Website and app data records
++++++++
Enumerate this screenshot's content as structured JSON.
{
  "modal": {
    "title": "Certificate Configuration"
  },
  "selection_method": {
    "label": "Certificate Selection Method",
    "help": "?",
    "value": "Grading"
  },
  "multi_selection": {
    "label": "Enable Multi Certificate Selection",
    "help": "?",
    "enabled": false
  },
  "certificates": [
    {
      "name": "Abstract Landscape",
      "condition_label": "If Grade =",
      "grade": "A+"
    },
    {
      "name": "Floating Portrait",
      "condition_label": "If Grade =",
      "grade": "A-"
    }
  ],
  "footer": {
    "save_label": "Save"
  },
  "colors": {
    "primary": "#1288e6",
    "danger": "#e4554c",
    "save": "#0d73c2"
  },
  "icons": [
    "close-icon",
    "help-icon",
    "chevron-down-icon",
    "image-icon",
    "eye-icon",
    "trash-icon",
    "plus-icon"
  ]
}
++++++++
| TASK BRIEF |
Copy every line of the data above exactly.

| SOLUTION FOR THIS EXERCISE |
Enumerate this screenshot's content as structured JSON.
{
  "modal": {
    "title": "Certificate Configuration"
  },
  "selection_method": {
    "label": "Certificate Selection Method",
    "help": "?",
    "value": "Grading"
  },
  "multi_selection": {
    "label": "Enable Multi Certificate Selection",
    "help": "?",
    "enabled": false
  },
  "certificates": [
    {
      "name": "Abstract Landscape",
      "condition_label": "If Grade =",
      "grade": "A+"
    },
    {
      "name": "Floating Portrait",
      "condition_label": "If Grade =",
      "grade": "A-"
    }
  ],
  "footer": {
    "save_label": "Save"
  },
  "colors": {
    "primary": "#1288e6",
    "danger": "#e4554c",
    "save": "#0d73c2"
  },
  "icons": [
    "close-icon",
    "help-icon",
    "chevron-down-icon",
    "image-icon",
    "eye-icon",
    "trash-icon",
    "plus-icon"
  ]
}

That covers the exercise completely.